Use existing capacity to do more The Kanban Way. “Having allocated developers to the project and ensuring that they knew what needed to be accomplished, I was feeling very good about the project. After all, we had commitments from the team. Over the next few days, however, I realized that the team was not able to work on my project at all. Other high priority work demanded their attention. For those of us working in matrix organizations, this is reality. If the above scenario sounds familiar, you are not alone. How Graphic Facilitation is Agile - Vancity. During graphic facilitation, I’m often asked, “but how do you leave enough space?”
People say to me that it’s “magic” watching the page fill up when everything fits just right. I can tell you that the balance of white space isn’t quite magic, although it can feel that way: there’s a plan behind what’s happening. It reminded me of working “Agile”. In change management, you want your team to work “Agile”: it’s about adaptability, speed and coordination. That’s also a pretty accurate definition of graphic facilitation. A team at Vancity held an Agile Day, so I’m going to use this as an example to show how I planned out the session visually. To help you picture the event, there was over 100 people in the room and a structured agenda. Adaptability: Plan ahead, but be flexible The first key to success in graphic facilitation is planning ahead and working closely with the facilitation team.
Agilité organisationnelle. Wiki Ayeba - 42 tâches qui font partie du boulot de Scrum Master. How to Build a Kick-ass Agile Team. Agile visionaries believed that teamwork is essential to delivering great software and that great agile teams embody "we" rather than “I.
" Nothing is more rewarding than sharing the adventure of building something that truly matters with engaged teammates. Despite sharing common values, there is no formula for the perfect agile team. Some implement scrum while others use kanban. Agile purists prefer co-located teams, but business realities sometimes necessitate distributing an agile team across geographies. Most agile teams possess all the required skills, but sometimes it's necessary to call on specialists for specific work. Build upon a solid foundation After a team reaches the performing stage, development truly becomes awesome. Here's the catch: reaching the 'performing' stage is impossible if a team's make-up shifts a lot. Keeping agile teams intact takes some organizational discipline, but it pays to protect the team–within reason, of course. What It Takes to Develop an Agile Transformation Strategy. Okay… this is going to be a precursor to a more fully developed whitepaper, but I want to see if I can tightly articulate the LeadingAgile approach to designing and executing an enterprise agile transformation.
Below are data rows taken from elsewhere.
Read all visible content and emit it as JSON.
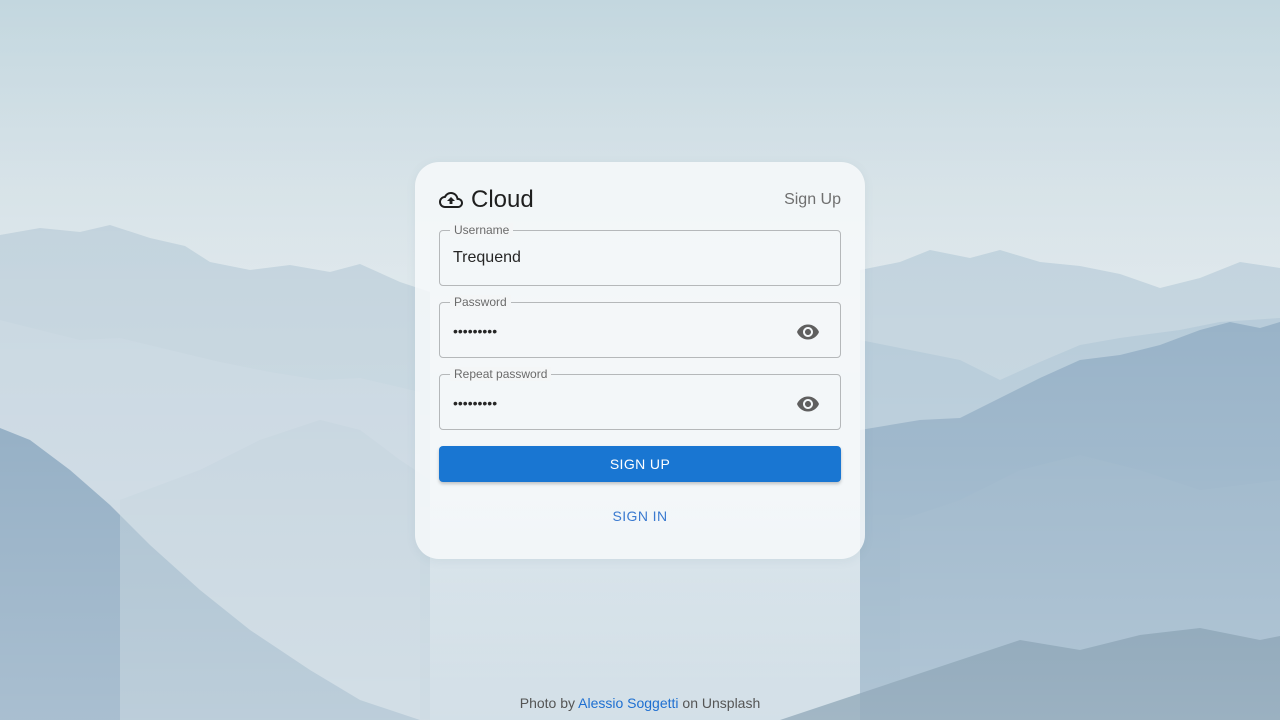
{
  "app": {
    "title": "Cloud",
    "header_action": "Sign Up"
  },
  "form": {
    "username": {
      "label": "Username",
      "value": "Trequend"
    },
    "password": {
      "label": "Password",
      "value": "•••••••••"
    },
    "repeat_password": {
      "label": "Repeat password",
      "value": "•••••••••"
    },
    "submit_label": "SIGN UP",
    "alt_label": "SIGN IN"
  },
  "credit": {
    "prefix": "Photo by",
    "author": "Alessio Soggetti",
    "suffix": "on Unsplash"
  },
  "icons": {
    "brand": "cloud-icon",
    "toggle_visibility": "eye-icon"
  },
  "colors": {
    "primary": "#1976d2",
    "link": "#1e6fd1"
  }
}
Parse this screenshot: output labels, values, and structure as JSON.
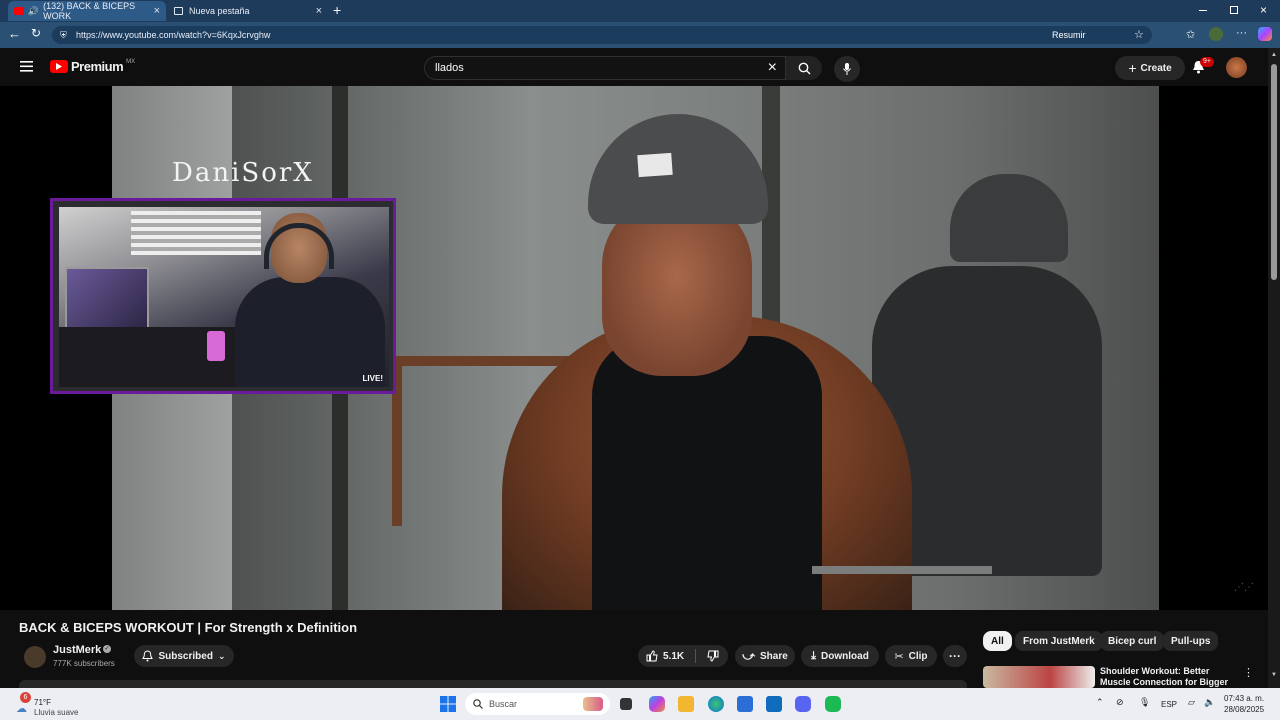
{
  "browser": {
    "tabs": [
      {
        "label": "(132) BACK & BICEPS WORK",
        "close": "×"
      },
      {
        "label": "Nueva pestaña",
        "close": "×"
      }
    ],
    "new_tab": "+",
    "url": "https://www.youtube.com/watch?v=6KqxJcrvghw",
    "resumir": "Resumir"
  },
  "youtube": {
    "logo": "Premium",
    "region": "MX",
    "search_value": "llados",
    "create_label": "Create",
    "notif_badge": "9+"
  },
  "video": {
    "overlay_name": "DaniSorX",
    "live_label": "LIVE!",
    "title": "BACK & BICEPS WORKOUT | For Strength x Definition"
  },
  "channel": {
    "name": "JustMerk",
    "subscribers": "777K subscribers",
    "subscribed_label": "Subscribed"
  },
  "actions": {
    "likes": "5.1K",
    "share": "Share",
    "download": "Download",
    "clip": "Clip"
  },
  "chips": [
    "All",
    "From JustMerk",
    "Bicep curl",
    "Pull-ups"
  ],
  "recommendation": {
    "title": "Shoulder Workout: Better Muscle Connection for Bigger"
  },
  "taskbar": {
    "weather_temp": "71°F",
    "weather_desc": "Lluvia suave",
    "weather_badge": "6",
    "search_placeholder": "Buscar",
    "lang": "ESP",
    "time": "07:43 a. m.",
    "date": "28/08/2025"
  },
  "colors": {
    "youtube_red": "#ff0000",
    "tab_bar": "#1f3b5c",
    "overlay_border": "#6a1b9a"
  }
}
This post is going to focus on the ‘what’ and leave out the ‘why’ and the ‘how’ for the time being. We’ll get back to those as the conversation progresses. Any agile transformation starts by understanding of what the end state of your organization looks like and how that organization will coordinate to produce integrated value for your customers. We do not believe that these patterns are intuitive or that most organizations will emerge into them. Therefore we define them up front. That architecture is made up of the following 3 key areas: 1. 2. 3. Any large scale architecture, organizational or otherwise, is just a bunch of theory until you exercise it and prove that it works. At LeadingAgile, we believe in an incremental and iterative approach to adopting agile. 1. 2. 3.